MATERIAL PROVIDED START

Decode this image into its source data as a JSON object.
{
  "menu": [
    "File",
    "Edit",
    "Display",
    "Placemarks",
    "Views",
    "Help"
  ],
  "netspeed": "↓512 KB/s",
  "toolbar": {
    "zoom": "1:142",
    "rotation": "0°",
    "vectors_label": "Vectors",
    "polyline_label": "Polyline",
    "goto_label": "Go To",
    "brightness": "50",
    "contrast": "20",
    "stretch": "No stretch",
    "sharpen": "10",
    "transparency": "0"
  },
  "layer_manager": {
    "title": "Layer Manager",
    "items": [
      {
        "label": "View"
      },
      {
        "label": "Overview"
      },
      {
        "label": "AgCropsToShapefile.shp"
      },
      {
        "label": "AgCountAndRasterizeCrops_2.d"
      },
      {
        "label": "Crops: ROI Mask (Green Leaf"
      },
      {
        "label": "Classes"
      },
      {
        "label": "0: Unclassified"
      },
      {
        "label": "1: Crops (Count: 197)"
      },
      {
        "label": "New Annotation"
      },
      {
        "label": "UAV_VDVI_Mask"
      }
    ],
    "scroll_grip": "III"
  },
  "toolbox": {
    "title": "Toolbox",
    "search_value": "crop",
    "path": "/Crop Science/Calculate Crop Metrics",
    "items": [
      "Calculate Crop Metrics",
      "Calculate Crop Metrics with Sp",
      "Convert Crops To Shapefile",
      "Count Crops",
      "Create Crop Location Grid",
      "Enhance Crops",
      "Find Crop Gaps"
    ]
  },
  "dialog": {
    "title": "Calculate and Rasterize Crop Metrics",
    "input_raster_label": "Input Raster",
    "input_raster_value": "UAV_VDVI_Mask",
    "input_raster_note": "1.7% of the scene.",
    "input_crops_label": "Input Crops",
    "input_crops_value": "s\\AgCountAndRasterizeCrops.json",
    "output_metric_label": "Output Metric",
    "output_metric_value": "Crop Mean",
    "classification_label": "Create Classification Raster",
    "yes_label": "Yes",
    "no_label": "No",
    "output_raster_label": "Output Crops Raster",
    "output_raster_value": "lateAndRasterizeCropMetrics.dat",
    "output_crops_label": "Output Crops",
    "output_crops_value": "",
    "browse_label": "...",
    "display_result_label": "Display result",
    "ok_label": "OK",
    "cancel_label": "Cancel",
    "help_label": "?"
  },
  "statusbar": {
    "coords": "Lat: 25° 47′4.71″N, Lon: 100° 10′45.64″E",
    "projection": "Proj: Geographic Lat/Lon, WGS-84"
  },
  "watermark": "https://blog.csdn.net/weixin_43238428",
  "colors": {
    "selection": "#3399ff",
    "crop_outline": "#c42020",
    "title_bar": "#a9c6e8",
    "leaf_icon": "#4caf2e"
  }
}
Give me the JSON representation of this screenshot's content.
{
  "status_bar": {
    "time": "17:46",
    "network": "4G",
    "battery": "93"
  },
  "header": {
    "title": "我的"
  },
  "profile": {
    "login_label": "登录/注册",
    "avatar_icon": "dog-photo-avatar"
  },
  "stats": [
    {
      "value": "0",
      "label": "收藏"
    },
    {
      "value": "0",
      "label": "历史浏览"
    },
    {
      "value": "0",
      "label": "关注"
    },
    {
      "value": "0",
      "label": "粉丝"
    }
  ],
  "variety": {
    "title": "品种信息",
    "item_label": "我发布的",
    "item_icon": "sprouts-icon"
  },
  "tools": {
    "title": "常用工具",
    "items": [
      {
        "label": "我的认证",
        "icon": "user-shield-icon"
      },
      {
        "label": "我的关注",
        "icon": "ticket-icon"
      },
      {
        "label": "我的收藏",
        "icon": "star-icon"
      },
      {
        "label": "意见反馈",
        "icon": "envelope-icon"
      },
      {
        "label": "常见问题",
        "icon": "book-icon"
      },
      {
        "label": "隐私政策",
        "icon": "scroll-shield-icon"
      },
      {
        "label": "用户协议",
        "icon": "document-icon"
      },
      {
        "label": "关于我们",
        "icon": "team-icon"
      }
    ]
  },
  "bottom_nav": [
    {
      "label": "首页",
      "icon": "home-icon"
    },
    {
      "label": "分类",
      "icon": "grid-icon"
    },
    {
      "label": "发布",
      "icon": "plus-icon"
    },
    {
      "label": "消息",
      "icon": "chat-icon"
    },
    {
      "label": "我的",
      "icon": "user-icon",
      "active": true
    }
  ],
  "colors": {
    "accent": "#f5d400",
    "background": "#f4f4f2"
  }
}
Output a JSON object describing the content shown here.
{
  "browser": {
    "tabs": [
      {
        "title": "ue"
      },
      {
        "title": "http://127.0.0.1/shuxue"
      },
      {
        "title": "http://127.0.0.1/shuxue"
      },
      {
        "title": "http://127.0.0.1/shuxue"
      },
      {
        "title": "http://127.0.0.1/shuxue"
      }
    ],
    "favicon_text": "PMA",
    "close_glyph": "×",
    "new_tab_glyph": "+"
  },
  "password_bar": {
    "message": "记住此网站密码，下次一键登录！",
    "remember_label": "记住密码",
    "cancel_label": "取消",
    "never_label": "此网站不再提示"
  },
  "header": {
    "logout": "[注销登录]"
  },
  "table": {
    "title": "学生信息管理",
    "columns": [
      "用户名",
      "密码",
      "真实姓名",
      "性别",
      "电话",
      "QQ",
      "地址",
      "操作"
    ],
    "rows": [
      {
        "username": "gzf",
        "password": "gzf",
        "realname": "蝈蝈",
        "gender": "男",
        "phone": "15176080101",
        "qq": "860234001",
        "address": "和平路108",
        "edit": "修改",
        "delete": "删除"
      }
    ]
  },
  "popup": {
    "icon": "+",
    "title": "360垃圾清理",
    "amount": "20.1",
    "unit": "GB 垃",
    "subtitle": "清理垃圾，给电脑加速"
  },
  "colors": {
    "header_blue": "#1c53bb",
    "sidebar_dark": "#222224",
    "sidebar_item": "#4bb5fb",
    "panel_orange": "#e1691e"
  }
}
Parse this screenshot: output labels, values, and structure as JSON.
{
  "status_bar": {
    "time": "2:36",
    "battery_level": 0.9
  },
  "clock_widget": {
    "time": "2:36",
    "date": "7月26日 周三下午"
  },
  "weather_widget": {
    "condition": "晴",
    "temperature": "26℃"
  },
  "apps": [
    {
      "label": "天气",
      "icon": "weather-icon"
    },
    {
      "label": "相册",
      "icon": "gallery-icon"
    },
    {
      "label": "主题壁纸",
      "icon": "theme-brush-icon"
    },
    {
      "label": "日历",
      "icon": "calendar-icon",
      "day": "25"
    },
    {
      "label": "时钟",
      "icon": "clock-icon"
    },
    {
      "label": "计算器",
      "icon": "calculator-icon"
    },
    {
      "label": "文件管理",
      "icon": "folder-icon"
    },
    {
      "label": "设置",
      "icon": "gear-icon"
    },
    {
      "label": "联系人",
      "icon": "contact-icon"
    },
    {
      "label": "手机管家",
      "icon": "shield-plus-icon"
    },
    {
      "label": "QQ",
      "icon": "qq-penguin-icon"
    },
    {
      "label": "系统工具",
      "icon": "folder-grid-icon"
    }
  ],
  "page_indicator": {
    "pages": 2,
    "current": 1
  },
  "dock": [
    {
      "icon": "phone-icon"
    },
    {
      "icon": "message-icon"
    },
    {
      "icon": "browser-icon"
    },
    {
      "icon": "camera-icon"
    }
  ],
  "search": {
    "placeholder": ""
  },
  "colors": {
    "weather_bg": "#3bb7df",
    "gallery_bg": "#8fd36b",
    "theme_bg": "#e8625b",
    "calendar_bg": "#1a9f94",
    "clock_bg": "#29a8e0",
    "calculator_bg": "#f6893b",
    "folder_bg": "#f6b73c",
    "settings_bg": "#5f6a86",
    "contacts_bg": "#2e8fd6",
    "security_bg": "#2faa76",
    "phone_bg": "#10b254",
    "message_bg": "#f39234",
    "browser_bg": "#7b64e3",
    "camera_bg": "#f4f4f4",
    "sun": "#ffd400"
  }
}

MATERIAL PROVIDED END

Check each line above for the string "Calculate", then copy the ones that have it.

    "path": "/Crop Science/Calculate Crop Metrics",
      "Calculate Crop Metrics",
      "Calculate Crop Metrics with Sp",
    "title": "Calculate and Rasterize Crop Metrics",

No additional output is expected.